EXERCISE REQUIREMENTS >> Your task is to filter the data below down to the lines holding "JSON".

[Stored items from a collection]
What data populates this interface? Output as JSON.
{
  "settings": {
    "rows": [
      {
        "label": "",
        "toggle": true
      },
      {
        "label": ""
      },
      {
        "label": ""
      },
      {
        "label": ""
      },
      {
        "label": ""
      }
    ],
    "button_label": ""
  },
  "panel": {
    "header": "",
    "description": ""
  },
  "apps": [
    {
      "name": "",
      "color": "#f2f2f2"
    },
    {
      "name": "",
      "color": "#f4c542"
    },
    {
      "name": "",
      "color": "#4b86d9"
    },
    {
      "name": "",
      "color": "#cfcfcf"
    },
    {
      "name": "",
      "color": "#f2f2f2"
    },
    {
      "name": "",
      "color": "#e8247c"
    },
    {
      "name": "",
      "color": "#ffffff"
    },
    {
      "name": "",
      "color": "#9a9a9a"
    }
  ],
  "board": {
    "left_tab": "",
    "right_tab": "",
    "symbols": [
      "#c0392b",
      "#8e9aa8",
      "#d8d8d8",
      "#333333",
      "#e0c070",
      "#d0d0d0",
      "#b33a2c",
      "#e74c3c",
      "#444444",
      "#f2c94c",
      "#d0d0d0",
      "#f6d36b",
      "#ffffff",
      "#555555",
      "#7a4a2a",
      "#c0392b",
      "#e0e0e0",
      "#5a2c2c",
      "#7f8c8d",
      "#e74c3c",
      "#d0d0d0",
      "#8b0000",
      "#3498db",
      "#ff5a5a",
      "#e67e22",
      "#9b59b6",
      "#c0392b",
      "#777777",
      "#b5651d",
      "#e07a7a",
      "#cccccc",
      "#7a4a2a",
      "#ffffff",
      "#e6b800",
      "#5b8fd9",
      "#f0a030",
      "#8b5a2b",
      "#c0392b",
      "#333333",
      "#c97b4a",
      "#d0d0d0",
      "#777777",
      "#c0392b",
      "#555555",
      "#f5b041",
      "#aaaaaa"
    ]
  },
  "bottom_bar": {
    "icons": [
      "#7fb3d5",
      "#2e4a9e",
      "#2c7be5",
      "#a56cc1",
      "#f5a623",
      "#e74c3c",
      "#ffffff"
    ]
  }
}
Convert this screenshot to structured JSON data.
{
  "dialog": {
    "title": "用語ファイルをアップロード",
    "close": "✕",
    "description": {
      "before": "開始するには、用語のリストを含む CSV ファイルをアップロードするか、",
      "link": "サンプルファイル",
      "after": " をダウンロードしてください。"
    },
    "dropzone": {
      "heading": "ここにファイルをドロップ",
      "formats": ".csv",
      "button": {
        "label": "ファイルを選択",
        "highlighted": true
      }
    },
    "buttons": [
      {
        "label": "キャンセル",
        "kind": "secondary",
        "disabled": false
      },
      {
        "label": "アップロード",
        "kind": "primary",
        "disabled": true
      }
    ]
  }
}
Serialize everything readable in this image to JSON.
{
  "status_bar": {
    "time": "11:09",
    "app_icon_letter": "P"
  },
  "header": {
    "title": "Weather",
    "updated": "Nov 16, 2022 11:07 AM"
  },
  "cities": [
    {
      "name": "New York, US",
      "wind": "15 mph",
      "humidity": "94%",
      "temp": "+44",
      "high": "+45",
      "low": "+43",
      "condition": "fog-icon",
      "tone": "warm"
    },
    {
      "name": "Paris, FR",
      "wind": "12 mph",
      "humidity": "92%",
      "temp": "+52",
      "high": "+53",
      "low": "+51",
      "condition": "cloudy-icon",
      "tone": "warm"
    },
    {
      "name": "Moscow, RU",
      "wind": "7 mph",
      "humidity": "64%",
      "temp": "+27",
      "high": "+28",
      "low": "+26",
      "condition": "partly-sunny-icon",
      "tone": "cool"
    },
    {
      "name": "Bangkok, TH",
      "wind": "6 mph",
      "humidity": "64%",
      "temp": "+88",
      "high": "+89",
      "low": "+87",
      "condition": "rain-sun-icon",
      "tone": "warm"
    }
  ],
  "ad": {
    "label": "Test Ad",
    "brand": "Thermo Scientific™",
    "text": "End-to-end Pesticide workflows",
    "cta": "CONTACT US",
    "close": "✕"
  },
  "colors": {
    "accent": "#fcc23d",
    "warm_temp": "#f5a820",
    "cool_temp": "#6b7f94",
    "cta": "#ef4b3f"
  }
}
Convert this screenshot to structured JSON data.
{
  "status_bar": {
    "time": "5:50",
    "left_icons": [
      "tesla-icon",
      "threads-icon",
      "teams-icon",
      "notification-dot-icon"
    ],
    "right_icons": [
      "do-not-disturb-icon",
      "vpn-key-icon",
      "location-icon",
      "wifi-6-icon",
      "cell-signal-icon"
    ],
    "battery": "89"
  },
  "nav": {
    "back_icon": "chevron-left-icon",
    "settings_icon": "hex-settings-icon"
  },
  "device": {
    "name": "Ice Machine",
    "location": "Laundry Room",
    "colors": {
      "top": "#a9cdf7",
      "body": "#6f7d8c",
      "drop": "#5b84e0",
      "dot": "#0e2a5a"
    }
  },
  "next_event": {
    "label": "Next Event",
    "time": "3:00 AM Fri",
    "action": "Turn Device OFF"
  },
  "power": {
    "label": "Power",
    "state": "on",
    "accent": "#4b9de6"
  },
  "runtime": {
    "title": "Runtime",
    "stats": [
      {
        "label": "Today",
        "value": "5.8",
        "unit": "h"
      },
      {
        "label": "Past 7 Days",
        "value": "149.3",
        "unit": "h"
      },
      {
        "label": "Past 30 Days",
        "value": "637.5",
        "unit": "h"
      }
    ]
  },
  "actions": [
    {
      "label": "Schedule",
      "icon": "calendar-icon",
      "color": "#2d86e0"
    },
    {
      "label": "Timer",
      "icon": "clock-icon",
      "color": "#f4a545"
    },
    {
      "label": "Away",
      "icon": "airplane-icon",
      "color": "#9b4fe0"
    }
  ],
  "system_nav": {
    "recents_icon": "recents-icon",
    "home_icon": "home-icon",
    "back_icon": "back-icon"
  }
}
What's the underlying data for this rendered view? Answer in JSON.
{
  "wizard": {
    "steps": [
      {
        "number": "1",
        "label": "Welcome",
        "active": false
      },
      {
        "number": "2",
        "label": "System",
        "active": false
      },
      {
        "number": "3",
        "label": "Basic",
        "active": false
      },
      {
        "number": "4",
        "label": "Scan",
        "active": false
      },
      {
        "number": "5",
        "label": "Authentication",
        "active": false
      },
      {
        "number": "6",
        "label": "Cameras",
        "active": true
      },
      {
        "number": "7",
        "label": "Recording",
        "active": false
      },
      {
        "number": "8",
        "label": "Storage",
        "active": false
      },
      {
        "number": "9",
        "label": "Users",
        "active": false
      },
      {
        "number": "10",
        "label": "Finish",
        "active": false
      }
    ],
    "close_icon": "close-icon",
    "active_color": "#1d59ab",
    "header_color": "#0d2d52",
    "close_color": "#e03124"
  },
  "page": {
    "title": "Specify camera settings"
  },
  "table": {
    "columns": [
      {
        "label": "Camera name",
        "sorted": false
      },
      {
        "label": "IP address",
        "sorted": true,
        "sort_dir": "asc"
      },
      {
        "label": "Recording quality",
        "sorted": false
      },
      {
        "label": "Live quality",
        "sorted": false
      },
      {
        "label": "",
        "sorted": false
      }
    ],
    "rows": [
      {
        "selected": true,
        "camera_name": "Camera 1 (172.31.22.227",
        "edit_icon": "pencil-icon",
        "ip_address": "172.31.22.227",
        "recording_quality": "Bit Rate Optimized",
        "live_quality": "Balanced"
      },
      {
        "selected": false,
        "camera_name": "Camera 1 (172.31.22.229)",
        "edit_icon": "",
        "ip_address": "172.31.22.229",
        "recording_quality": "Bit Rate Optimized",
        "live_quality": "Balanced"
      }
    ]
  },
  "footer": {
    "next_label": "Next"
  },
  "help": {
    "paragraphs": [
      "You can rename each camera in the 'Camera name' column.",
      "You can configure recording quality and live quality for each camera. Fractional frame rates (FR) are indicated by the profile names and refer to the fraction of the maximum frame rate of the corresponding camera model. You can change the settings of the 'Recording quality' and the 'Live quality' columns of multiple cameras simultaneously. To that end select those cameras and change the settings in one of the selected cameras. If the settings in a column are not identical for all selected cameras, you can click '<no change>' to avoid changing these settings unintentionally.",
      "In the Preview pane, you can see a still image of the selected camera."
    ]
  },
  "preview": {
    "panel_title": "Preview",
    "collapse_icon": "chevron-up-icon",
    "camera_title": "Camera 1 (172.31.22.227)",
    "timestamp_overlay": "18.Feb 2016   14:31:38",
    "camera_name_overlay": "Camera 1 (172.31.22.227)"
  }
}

ANSWER >>
What data populates this interface? Output as JSON.
Convert this screenshot to structured JSON data.
Serialize everything readable in this image to JSON.
Convert this screenshot to structured JSON data.
What's the underlying data for this rendered view? Answer in JSON.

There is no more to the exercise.